    » https://doi.org/10.1089/cyber.2009.0331
  • 26
    Miranda LM, Farias SF. Contributions from the internet for elderly people: a review of the literature. Interface 2009; 13(29): 383-94. http://dx.doi.org/10.1590/S1414-32832009000200011
    » http://dx.doi.org/10.1590/S1414-32832009000200011
  • 27
    Comitê Gestor da Internet no Brasil. Pesquisa sobre o uso das tecnologias da informação e comunicação no Brasil - TIC Domicílios e TIC Empresas 2013. São Paulo: Comitê Gestor da Internet no Brasil; 2014.
  • 28
    Sales MB, Amaral MA, Sene Junior IG, Sales AB. Tecnologias de Informação e Comunicação via Web: Preferências de uso de um grupo de usuários idosos. Kairós 2014; 17(3): 59-77.
  • 29
    Ala-Mutka K, Malanowski N, Punie Y, Cabrera M. Active Ageing and the Potential of ICT for Learning. Luxemburgo: Institute for Prospective Technological Studies (IPTS), JCR-European Commission; 2008.
  • 30
    Andrade C, Radhakrishnan R. The prevention and treatment of cognitive decline and dementia: An overview of recent research on experimental treatments. Indian J Psychiatry 2009; 51(1): 12-25. https://doi.org/10.4103/0019-5545.44900
    » https://doi.org/10.4103/0019-5545.44900
  • 31
    Cançado FAX, Horta ML. Envelhecimento Cerebral. In: Freitas EV, Py L, editores. Tratado de Geriatria e Gerontologia. Rio de Janeiro: Guanabara Koogan; 2002. p. 1187.
  • 32
    Matthews FE, Arthur A, Barnes LE, Bond J, Jagger C, Robinson L, et al. A two-decade comparison of prevalence of dementia in individuals aged 65 years and older from three geographical areas of England: results of the Cognitive Function and Ageing Study I and II. Lancet 2013; 382(9902): 1405-12. https://dx.doi.org/10.1016%2FS0140-6736(13)61570-6
    » https://dx.doi.org/10.1016%2FS0140-6736(13)61570-6
  • 33
    Lincoln P, Fenton K, Alessi C, Prince M, Brayne C, Wortmann M, et al. The Blackfriars Consensus on brain health and dementia. Lancet 2014; 383(9931): 1805-6. https://doi.org/10.1016/S0140-6736(14)60758-3
    » https://doi.org/10.1016/S0140-6736(14)60758-3
  • 34
    Parente MAMP, Scherer LC, Zimmermanm N, Fonseca RP. Evidências do papel da escolaridade na organização cerebral. Neuropsicol Lat 2009; 1(1): 72-80.
  • 35
    Fratiglioni L, Qiu C. Prevention of cognitive decline in ageing: dementia as the target, delayed onset as the goal. Lancet Neurol 2011; 10(9): 778-9. https://doi.org/10.1016/S1474-4422(11)70145-4
    » https://doi.org/10.1016/S1474-4422(11)70145-4

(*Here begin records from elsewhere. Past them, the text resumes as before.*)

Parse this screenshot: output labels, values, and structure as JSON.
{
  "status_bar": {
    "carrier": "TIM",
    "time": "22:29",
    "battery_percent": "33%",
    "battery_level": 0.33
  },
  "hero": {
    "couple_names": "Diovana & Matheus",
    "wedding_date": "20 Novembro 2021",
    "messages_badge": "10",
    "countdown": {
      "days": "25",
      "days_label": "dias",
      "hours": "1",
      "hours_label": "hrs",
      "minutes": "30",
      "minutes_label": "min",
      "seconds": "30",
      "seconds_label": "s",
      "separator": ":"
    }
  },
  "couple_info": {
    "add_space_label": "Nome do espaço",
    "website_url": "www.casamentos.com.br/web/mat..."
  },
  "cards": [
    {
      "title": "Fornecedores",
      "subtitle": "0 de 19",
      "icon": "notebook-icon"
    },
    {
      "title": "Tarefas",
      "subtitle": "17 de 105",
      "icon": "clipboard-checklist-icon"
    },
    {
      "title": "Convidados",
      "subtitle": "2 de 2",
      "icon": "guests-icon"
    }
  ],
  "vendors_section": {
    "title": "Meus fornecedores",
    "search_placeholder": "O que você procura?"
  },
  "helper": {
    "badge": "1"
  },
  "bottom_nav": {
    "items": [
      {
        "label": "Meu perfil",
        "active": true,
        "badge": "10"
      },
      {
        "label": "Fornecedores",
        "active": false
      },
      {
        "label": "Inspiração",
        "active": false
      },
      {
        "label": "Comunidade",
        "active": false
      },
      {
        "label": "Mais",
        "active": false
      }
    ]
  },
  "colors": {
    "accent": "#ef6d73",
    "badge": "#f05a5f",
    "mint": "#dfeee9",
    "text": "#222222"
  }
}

  • Financial support: National Council for Scientific and Technological Development (Conselho Nacional de Desenvolvimento Científico e Tecnológico - CNPq), grant No. 569834/2008-2

History

  • Received
    19 Sept 2017
  • Accepted
    05 Apr 2018
  • Online publication
    14 Mar 2019
  • Issue publication
    2019
Associação Brasileira de Pós -Graduação em Saúde Coletiva São Paulo - SP - Brazil
E-mail: revbrepi@usp.br